### [EXERCISE DATA]

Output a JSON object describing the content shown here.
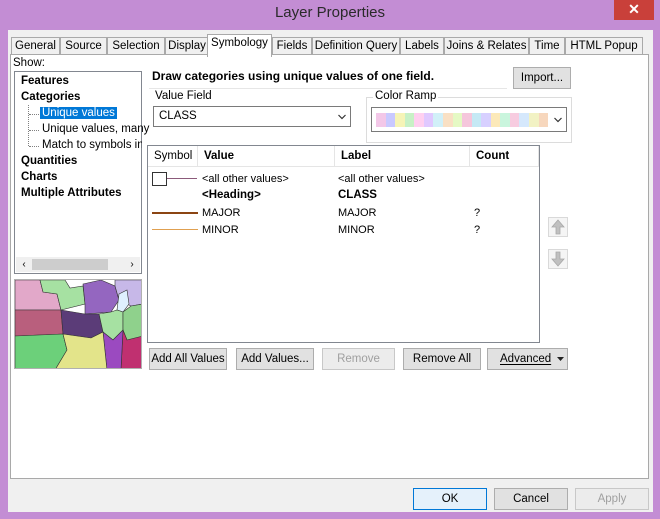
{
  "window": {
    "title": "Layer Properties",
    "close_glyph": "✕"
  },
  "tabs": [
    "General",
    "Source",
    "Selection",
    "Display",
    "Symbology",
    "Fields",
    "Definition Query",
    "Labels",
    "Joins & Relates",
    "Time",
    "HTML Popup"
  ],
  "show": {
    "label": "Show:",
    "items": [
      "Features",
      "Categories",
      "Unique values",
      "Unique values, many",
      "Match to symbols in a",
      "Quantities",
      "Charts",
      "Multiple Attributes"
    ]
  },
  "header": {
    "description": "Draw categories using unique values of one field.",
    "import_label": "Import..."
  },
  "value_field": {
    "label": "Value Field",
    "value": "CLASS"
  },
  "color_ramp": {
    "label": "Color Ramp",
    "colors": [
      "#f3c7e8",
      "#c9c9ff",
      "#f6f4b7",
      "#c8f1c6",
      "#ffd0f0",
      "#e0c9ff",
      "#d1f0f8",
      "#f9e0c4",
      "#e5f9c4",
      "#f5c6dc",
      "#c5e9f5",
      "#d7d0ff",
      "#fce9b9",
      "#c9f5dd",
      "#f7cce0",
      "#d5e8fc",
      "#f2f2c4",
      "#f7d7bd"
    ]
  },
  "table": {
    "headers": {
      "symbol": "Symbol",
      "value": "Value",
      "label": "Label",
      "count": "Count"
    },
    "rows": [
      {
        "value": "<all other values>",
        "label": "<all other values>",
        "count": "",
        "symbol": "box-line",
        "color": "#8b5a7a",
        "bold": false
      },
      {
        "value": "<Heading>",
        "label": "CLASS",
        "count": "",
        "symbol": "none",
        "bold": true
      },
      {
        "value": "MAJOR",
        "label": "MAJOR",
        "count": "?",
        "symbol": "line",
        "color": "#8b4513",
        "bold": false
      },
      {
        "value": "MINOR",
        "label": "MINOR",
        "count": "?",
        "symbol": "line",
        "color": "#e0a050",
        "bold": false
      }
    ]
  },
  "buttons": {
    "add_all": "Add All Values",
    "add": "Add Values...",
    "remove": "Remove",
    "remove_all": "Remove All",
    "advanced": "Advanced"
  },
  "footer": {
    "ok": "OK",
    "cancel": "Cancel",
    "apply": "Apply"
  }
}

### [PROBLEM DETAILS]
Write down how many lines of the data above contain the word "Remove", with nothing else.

### [RESPONSE BELOW]
2